If a record holds a picture, leave the picture out and copy everything else exactly.
MATERIAL TO PROCESS START
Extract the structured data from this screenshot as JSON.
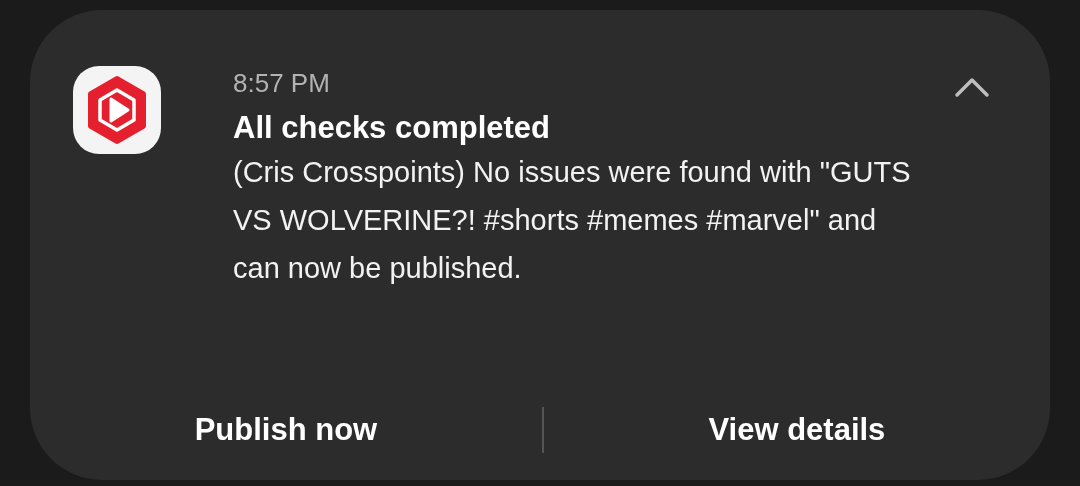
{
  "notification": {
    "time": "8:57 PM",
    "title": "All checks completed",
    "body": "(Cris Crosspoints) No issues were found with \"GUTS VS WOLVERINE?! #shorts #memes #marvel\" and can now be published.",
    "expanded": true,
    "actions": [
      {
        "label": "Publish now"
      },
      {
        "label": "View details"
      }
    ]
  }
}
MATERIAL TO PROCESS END
SOLUTION TO THIS PROBLEM
Extract the structured data from this screenshot as JSON.
{
  "notification": {
    "time": "8:57 PM",
    "title": "All checks completed",
    "body": "(Cris Crosspoints) No issues were found with \"GUTS VS WOLVERINE?! #shorts #memes #marvel\" and can now be published.",
    "expanded": true,
    "actions": [
      {
        "label": "Publish now"
      },
      {
        "label": "View details"
      }
    ]
  }
}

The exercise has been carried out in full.